“A Church that is committed to a new evangelization and to re-energizing its clergy, lay faithful and parishes is looking at life and not death, growth and not decline,” said Cardinal Sean O’Malley, Boston’s archbishop, in a Dec. 5 address to priests.
Philadelphia Archbishop Charles Chaput wrote a Dec. 8 letter to local Catholics saying that the archdiocese, over the next 18 months, will be scrutinizing “every aspect of our common life as a Church.”
The New York archdiocese is in the early stages of an initiative known as “Making All Things New,” where parishes thus far have filled out surveys for their views on the Church’s pressing needs. Respondents identified strengthening lifelong faith formation and engaging youth and young adults in Church life as the two top tasks.
“What is coming out of this survey is the need for evangelization,” said Sister Eileen Clifford, the vice chancellor for the Archdiocese of New York. Sister Clifford told OSV that the archdiocese is also planning to hire a demographer to assist it in evaluating the needs of the faithful, who live in affluent neighborhoods in Manhattan but also in rural areas and regions marked by poverty.
Father Landry said he recently overhauled his parish’s religious education program to link catechesis more overtly to life in Christ.

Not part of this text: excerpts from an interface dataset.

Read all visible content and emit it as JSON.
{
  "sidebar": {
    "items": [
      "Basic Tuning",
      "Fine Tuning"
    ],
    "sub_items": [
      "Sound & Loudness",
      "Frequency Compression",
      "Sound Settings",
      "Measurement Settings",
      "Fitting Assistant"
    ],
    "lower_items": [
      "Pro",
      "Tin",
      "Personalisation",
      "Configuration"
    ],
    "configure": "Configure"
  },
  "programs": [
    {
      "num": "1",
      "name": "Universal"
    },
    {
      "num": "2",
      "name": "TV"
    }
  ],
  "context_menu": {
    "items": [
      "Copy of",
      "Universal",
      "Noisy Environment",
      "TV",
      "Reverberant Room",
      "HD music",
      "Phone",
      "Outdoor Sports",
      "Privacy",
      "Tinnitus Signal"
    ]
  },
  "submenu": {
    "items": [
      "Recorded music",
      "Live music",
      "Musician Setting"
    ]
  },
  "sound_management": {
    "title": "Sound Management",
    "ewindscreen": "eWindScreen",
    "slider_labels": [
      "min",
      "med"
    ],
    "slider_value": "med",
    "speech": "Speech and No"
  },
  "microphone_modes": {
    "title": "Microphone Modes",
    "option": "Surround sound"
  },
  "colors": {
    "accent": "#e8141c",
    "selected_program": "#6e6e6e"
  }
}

“Allowing Christ’s life to radiate through us is what evangelization means,” Father Landry said.
Brian Fraga writes from Massachusetts.